News Corp’s alignment with political leaders has long been part ideological and part transactional. The risk for Morrison is that he’s fumbling the ideology while outsourcing the transactional to his treasurer and deputy, Josh Frydenberg: the news media bargaining code; budget funding for Foxtel; undermining the company’s superannuation fund-supported competitor The New Daily.

It’s one of the reasons that Frydenberg has come to be seen as the undisputed heir to Morrison, leap-frogging Health Minister Greg Hunt and seeing off the now falling star of Attorney-General Christian Porter.

Morrison would know it’s unusual in the modern coup-culture of Australian politics for rising stars to risk holding back their ambition in the turning wheel of opportunity — particularly once the party’s media arm is on side.

Murdoch visits can also portend big corporate change — there are rumours they are planning on going big on betting with a buy-out of all or part of Australia’s largest gambling company Tabcorp. As a foreign takeover this, too, would require the supportive attention of Australia’s treasurer.

As an investment, gambling has much of the same attraction today as media did late last century: large guaranteed cashflows with profits underpinned by taking a cut off the top on the way through. It’s also an industry that, like media, plays to one of the core competencies of the Murdoch companies: shaping and managing government regulation.

The Murdochs’ push into betting overseas has been driven through the family’s Fox arm, which was structurally separated from News Corp in 2013 to protect it against fallout from the ongoing UK hacking scandal. While Fox is best known for its right-wing news channel, it’s more valuable cable property is Fox Sports (with two channels).

Similarly, in Australia the most valuable part of Foxtel is its sporting rights, with Fox Sports rolled into the joint venture with Telstra in 2018 to give the Murdochs through News Corp a two-thirds stake in the company.

Now the company is keen to leverage this long-term investment in sports into a cut of the gambling money it generates.

In 2019, Fox bought a share of Canadian Stars Group which it parlayed into Fox Bets in some US states (where gambling is regulated). It has been attempting to partner Fox Bets with Australian bookmakers. At the same time, the 2016 play at the market in the UK with Sun Bets broke up after two years.

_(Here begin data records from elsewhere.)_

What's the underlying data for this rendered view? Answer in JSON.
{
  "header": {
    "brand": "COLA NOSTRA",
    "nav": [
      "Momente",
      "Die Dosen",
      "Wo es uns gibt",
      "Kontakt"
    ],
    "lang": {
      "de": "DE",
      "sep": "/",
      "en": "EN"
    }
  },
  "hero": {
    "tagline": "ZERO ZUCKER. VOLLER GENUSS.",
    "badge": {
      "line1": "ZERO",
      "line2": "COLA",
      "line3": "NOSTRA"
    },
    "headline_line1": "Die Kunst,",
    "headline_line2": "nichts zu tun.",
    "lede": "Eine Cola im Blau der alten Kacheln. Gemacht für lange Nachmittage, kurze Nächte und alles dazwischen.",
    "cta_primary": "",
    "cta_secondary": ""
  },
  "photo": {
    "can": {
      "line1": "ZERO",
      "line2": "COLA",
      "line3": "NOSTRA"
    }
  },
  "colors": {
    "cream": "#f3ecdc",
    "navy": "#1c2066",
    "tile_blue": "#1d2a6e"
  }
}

The visit may well hurry on the sale of New Corp’s Australian tabloid newspapers which no longer fit as neatly into its broader corporate strategy. Right now, the promised cashflows from the deals with Facebook and Google have made them more valuable. Why not capitalise these future cashflows now, rather than take the gamble of them running down over time?